“Think of it like sledding.”
Even Sunny had started to balk at this idea. The night had drilled common sense into her, not out of, but holding the ax, she thought through the plan.
“I’ve done it a hundred times. This is the best spot for it that I can find.”
She didn’t like how he smiled as he tried to convince her. He was not someone to be trusted anymore, but neither was she. “Okay.”
She sat on the edge. “Don’t push,” she said. A root beside her was like a handle at a waterslide and as gravitated tempted her toes to tip over and go, she clutched that root tight. With one hand.
“You have to put the ax down. Axes aren’t good for hugging at high speeds.”
Her grip on it didn’t waver.
“I’ll throw it right after you, okay?”
Hesitantly, she released her hold on it and when she did, he shoved her down the slide so violently that her grip on the root almost went, too, but she stared up at him in wild confusion before it all clicked.
“You knew,” he said.
On the hills above them, the snow crunched as Glenn slithered down on his belly. Branches tearing off the shell of his face.
“Get back here,” Sunny screamed.
Colby looked once more at Glenn and once more at his sister. “You knew.”
The cars were in sight. Every window frosted and a snow drift closing the driver-side door of Hunter’s 20-year-old “classic” junk Jeep that didn’t even have passenger airbags. With three vehicles, Sunny’s CR-V sandwiched in someone’s minivan, but he couldn’t quite remember who and he wondered if it was someone dead or someone that’d soon be. At a distance, he hit the car-start button to get the windshield defrosted ASAP, but as it roared to life, he flinched.
No one was around.
It was an open lot.
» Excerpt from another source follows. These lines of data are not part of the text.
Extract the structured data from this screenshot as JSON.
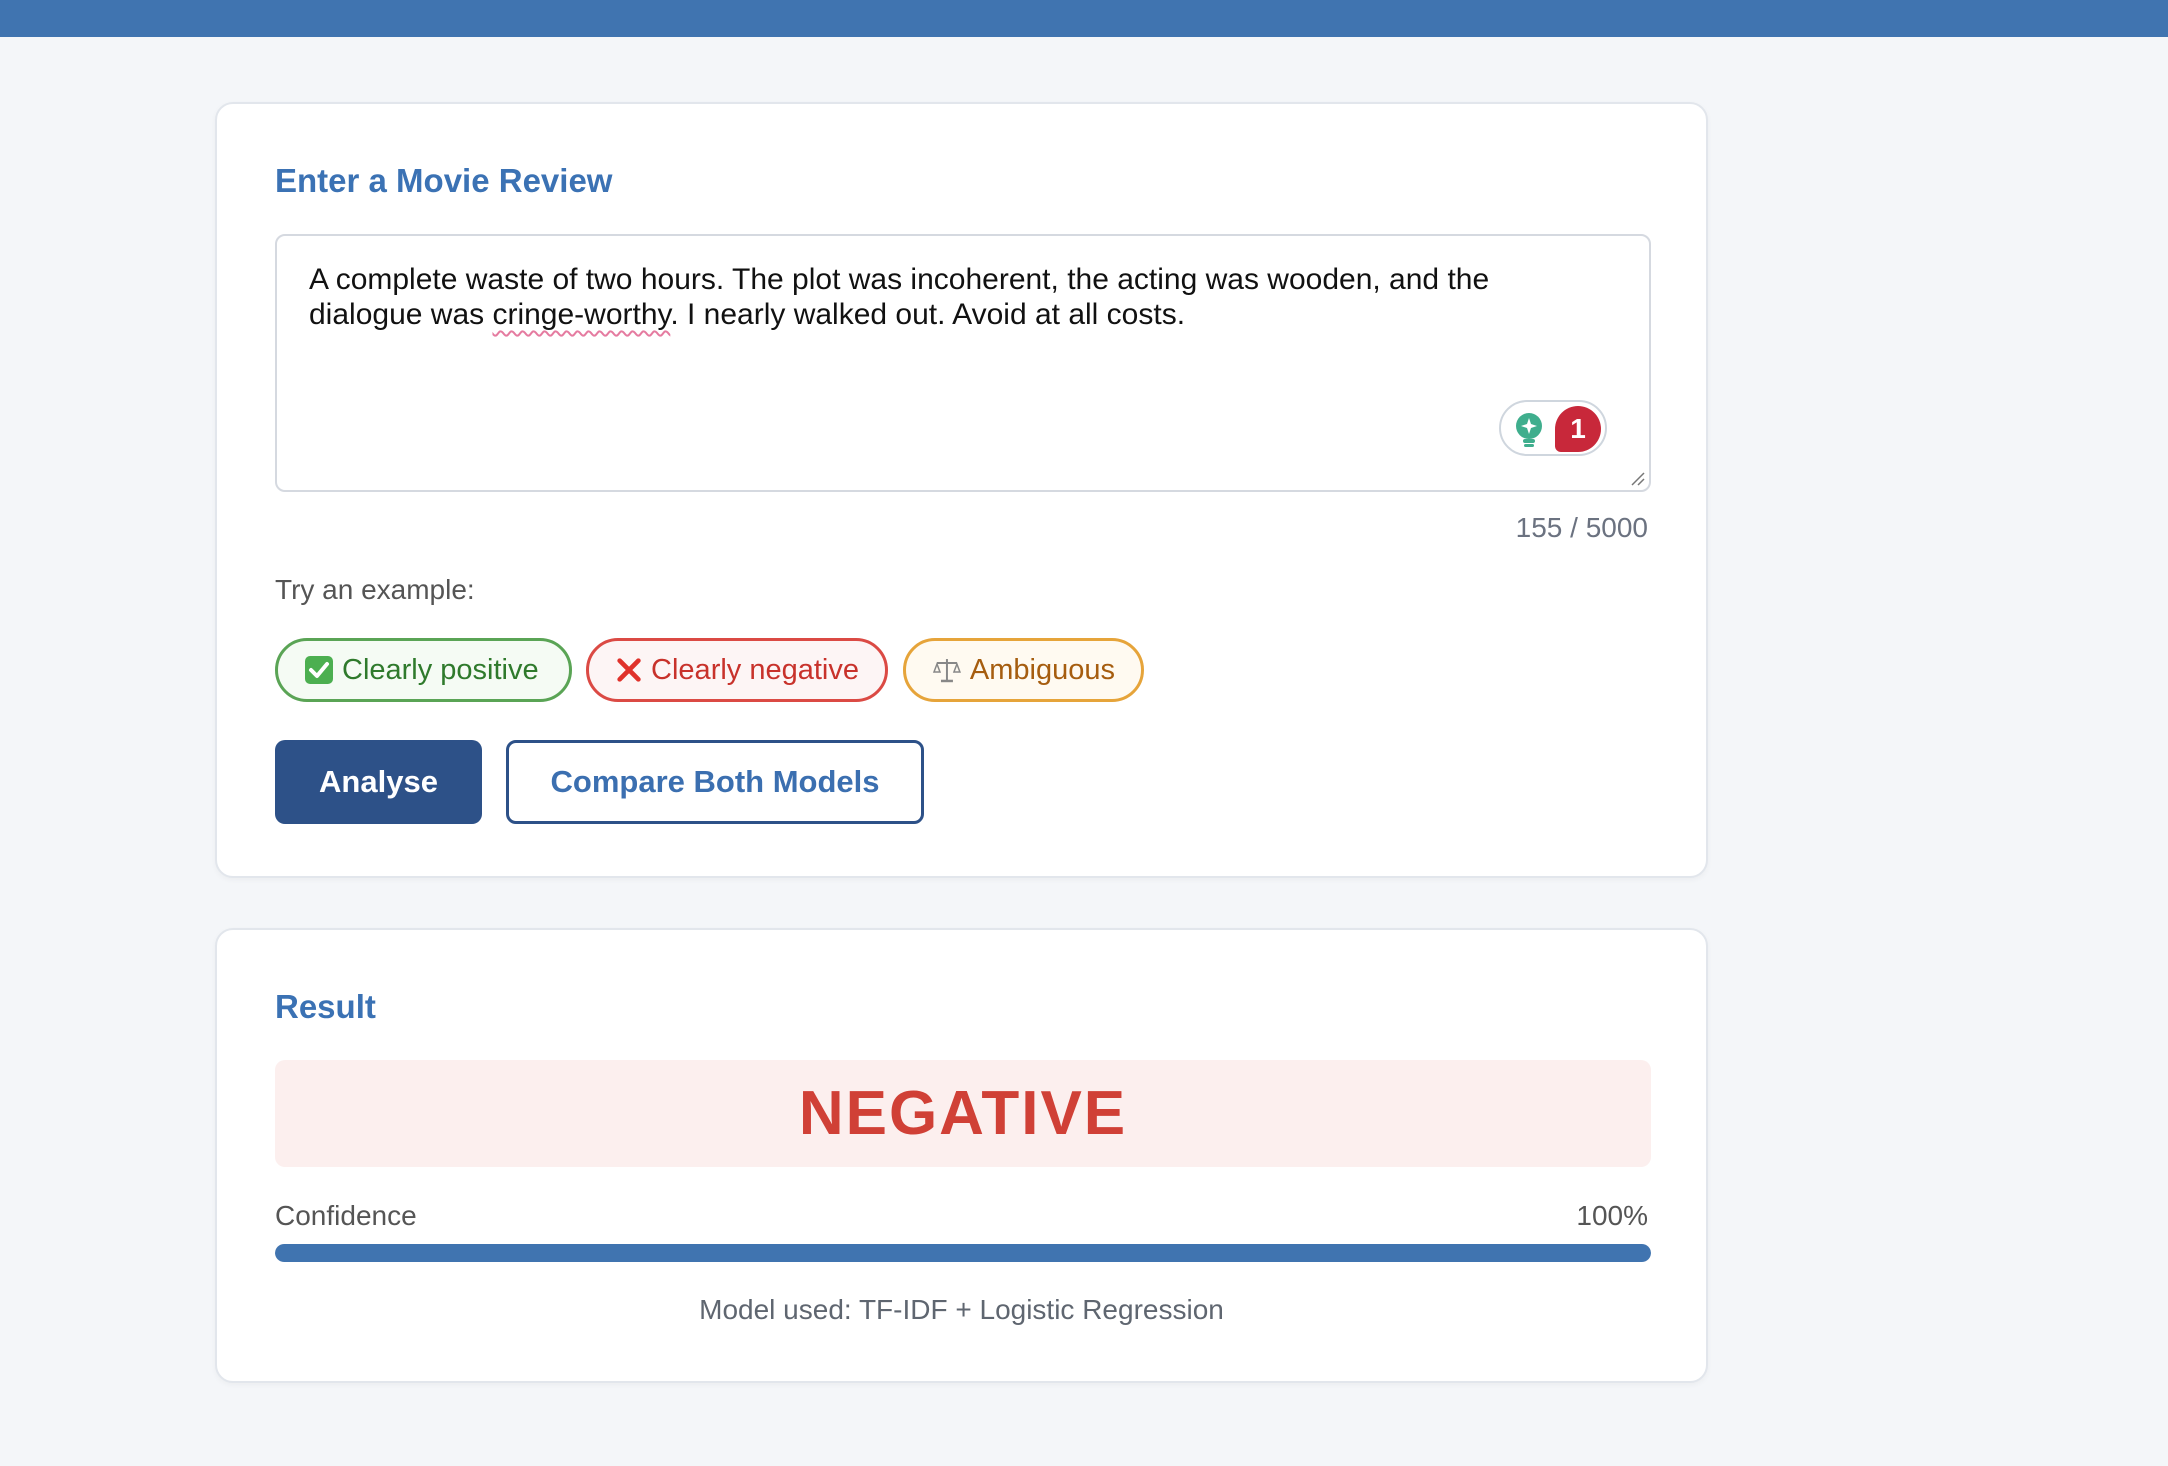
{
  "input_card": {
    "title": "Enter a Movie Review",
    "review": {
      "text_before": "A complete waste of two hours. The plot was incoherent, the acting was wooden, and the\ndialogue was ",
      "misspelled": "cringe-worthy",
      "text_after": ". I nearly walked out. Avoid at all costs."
    },
    "grammar_badge_count": "1",
    "char_count": "155 / 5000",
    "examples_label": "Try an example:",
    "examples": [
      {
        "label": "Clearly positive",
        "icon": "check-mark-icon",
        "color": "#5aa455"
      },
      {
        "label": "Clearly negative",
        "icon": "cross-mark-icon",
        "color": "#db4a44"
      },
      {
        "label": "Ambiguous",
        "icon": "balance-scale-icon",
        "color": "#e6a43a"
      }
    ],
    "analyse_label": "Analyse",
    "compare_label": "Compare Both Models"
  },
  "result_card": {
    "title": "Result",
    "sentiment": "NEGATIVE",
    "sentiment_color": "#d04036",
    "confidence_label": "Confidence",
    "confidence_value": "100%",
    "confidence_fraction": 1.0,
    "model_used": "Model used: TF-IDF + Logistic Regression"
  },
  "colors": {
    "brand": "#4074b0",
    "primary_button": "#2d5188"
  }
}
A truck with more snow under than on. Neighboring sedans buried. But if that thing were coming, either of it, or really any of it, he’d see.
Till he got between the cars.
Always a tad short, a bit hobbit-ish he'd say on dating profiles, between the cars that came in at five-five and five-six, his hair poked over but not his eyes. He was visible but he could not see. He tried to hurry.
A hard covering of snow froze the door and even after scraping the handle clear with his gloves, he pulled until it felt the plastic might rip off.
He stood up on his tiptoes.
When it dove on him, he broke off Sunny’s side mirror before smashing his head into a footprint. He fought back, kicking and shoving, but with the backpack, it was like a turtle trying to bench press. No leverage.
With its hair in his face, hair that was not its, stolen hair, it had him pinned.
Then it got off.
To grab the ax.
Colby couldn’t catch his breath. “I did what I had to,” he said.
The engine hummed. In the corner of the driver-side window, a wet circle had started forming.
She raised the ax.
What does she do?